Barcella: This was the first anthology I've edited. My agent loved my idea, but she thought it wouldn't sell unless we included a batch of excellent sample essays in my proposal. So, as I was working on the proposal, I directly approached a few writers I hoped to include. I also posted the call for submissions all over the Internet. It took a little while, but eventually I secured about eight strong essays for the proposal. Frustratingly enough, though, it took more than a year for the book to sell. By that point I was very discouraged and was trying to prepare myself for the reality that this project I was so passionate about might never see the light of day. But finally, thankfully, the project did sell to one of my favorite indie publishers, Soft Skull Press.
Theo Pauline Nestor: What did you learn about the role of Madonna in women's lives from these essays? Anything surprising?
Laura Barcella:: I didn't learn anything especially shocking, necessarily, but the hundreds of submissions I received did confirm what I already believed -- that Madonna was a hugely powerful force in the lives of thousands of women who grew up in the '80s. She was a role model for lots of women like me, but she was also (obviously) very controversial, and not all women admired her or connected with her. For that reason, I wanted to include a variety of perspectives in the book; I didn't want it to be all Madonna-worship, all the time. I wanted some critical pieces, too. And I found some good ones!

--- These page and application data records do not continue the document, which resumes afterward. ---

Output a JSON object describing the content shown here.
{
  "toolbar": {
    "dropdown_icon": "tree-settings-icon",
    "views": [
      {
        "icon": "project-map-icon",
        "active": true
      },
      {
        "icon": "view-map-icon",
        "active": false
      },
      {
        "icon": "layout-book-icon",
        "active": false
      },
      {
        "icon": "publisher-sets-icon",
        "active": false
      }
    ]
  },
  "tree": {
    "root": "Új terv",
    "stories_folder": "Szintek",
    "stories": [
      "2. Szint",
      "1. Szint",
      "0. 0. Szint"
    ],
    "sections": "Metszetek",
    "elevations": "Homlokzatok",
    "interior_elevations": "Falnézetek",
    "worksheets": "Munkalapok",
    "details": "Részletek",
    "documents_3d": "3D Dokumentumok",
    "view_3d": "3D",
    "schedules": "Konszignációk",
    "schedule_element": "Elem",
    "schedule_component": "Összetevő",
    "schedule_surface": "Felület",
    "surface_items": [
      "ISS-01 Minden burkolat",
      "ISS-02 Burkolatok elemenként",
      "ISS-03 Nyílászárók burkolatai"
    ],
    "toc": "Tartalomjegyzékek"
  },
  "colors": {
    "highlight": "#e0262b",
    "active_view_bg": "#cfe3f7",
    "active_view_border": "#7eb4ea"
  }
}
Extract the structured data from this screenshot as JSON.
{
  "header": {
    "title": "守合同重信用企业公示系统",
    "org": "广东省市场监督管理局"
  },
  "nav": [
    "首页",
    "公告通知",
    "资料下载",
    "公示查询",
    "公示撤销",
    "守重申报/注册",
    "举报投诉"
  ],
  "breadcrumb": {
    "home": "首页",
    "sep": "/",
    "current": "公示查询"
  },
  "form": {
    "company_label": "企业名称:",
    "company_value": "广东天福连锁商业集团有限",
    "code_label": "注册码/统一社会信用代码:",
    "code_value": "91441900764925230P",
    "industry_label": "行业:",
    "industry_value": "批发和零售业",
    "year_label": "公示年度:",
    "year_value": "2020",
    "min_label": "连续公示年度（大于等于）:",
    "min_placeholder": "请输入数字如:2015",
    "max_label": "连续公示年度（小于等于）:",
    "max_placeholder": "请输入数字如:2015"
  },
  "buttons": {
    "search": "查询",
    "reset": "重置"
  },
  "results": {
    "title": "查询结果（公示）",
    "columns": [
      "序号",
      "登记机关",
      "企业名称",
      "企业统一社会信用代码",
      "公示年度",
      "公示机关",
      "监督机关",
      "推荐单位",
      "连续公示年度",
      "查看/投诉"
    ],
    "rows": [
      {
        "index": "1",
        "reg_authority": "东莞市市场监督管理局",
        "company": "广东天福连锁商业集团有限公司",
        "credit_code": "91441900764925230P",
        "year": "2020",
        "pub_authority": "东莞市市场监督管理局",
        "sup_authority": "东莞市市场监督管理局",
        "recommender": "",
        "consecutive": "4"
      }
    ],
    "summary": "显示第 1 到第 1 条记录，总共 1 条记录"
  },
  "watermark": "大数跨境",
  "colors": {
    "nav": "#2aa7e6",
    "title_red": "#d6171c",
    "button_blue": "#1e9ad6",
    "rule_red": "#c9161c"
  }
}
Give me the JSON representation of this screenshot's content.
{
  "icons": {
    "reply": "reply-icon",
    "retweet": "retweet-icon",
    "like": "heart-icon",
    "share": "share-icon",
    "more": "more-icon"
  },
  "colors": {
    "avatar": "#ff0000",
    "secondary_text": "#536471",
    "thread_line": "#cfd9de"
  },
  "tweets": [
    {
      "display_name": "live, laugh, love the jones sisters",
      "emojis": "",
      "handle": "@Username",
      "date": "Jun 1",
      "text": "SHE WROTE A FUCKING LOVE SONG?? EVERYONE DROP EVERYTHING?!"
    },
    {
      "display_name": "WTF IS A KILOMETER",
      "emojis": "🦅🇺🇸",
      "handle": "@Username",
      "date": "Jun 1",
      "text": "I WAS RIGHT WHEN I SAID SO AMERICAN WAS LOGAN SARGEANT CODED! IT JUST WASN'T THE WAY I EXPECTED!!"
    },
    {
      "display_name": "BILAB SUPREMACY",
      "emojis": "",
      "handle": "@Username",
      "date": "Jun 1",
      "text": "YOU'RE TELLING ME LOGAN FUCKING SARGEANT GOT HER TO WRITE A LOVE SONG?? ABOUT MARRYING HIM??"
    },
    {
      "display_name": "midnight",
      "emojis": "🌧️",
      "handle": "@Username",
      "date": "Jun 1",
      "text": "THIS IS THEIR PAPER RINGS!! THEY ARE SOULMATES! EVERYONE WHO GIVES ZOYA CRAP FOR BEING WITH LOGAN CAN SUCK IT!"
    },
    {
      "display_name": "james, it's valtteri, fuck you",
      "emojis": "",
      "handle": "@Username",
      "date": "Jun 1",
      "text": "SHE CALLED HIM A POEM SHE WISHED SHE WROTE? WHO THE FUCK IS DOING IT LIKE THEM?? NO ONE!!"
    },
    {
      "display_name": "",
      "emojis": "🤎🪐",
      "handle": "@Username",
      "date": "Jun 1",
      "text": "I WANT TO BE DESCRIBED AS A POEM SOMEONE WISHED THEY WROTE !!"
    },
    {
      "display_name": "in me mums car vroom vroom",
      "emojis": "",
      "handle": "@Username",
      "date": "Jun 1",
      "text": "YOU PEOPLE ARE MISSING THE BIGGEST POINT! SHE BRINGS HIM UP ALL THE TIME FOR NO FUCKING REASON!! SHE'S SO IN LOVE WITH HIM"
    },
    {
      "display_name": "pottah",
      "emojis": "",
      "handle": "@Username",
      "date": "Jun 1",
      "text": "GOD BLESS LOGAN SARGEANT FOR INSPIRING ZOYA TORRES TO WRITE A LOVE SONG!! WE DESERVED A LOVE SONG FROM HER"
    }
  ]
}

Theo Pauline Nestor: Could you tell us about a couple of the essays?
Laura Barcella:: One of my favorite pieces is called "Mad Mensch," by the wonderful, hilarious writer Wendy Shanker. As a little experiment, Shanker signed up on J-Date to create a faux Internet-dating profile for Madonna -- then she searched for matches and tried to find a suitable man (a mensch, obviously) for Madge. It was all done in good fun, and the results were hysterical.
Another favorite is by Marisela Huerta, a new writer in Los Angeles (her essay, "Immaterial Girl," is her first published work). It, too, is one of the book's funnier pieces. It describes how Huerta, a longtime Madonna fan who works for the GRAMMY Awards, showed up for a GRAMMYs dress rehearsal with the intention of seeing Madonna perform her sound-check. Of course, this was the year Madonna "sang" with the weird animated cartoon band Gorillaz; hence, Huerta didn't get to see a real, live, breathing Madonna perform -- she got to see a Madonna hologram perform (though at first she couldn't tell the difference, which only made the whole thing even more entertaining).
Anyway, I'm not doing either essay justice -- you should buy the book and find out for yourself.
Theo Pauline Nestor: What sort of reaction from readers has the book been getting so far?
Laura Barcella: The book just came out, so I haven't received a ton of reader feedback yet. Soon, I hope! But HuffPost Women recently reprinted my essay from the book, and the range of reader response to that was really eye-opening. People's thoughts and feelings tended to run the usual gamut regarding whether Madonna is a healthy role model for young women; whether she's just a big old slut who screwed her way to fame, whether she's a natural-born star or a talentless hack, etc. Pretty predictable! Some of the comments did get under my skin a little, but as a whole they only served to prove to me that Madonna's still got it. She's still relevant and still powerful enough to stir intense debate and strong emotions. So she's clearly doing something right.
Read more of my author interviews at WritingIsMyDrink.com.